Stored data:
_ _ _ _

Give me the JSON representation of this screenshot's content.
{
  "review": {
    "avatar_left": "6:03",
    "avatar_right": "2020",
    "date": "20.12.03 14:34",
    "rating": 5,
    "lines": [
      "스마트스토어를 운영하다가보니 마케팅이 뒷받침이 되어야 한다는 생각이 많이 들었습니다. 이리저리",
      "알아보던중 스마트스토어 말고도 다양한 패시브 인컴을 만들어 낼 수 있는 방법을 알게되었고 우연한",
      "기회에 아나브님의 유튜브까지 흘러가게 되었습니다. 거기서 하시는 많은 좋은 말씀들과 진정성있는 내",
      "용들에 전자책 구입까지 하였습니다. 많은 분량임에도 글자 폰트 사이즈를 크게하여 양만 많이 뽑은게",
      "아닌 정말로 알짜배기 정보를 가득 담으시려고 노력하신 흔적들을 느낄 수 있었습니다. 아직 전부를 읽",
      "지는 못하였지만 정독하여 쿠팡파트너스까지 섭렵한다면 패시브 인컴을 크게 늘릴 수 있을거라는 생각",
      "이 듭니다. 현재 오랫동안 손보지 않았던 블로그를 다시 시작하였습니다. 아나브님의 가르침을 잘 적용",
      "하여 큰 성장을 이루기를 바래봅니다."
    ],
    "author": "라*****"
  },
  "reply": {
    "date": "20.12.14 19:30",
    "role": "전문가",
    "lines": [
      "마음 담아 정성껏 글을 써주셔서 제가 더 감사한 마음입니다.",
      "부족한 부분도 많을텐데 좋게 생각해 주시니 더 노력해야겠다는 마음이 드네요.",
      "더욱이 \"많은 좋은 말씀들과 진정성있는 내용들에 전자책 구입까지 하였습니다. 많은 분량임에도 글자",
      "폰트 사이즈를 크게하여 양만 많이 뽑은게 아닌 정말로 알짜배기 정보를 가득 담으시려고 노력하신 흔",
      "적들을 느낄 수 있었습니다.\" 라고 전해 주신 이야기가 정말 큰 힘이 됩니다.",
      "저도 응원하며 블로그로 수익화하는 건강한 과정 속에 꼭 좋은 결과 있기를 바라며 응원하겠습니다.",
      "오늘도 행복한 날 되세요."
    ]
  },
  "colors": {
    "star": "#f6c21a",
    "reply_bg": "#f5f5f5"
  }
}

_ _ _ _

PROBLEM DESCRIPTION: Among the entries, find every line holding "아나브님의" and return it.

SOLUTION:
      "기회에 아나브님의 유튜브까지 흘러가게 되었습니다. 거기서 하시는 많은 좋은 말씀들과 진정성있는 내",
      "이 듭니다. 현재 오랫동안 손보지 않았던 블로그를 다시 시작하였습니다. 아나브님의 가르침을 잘 적용",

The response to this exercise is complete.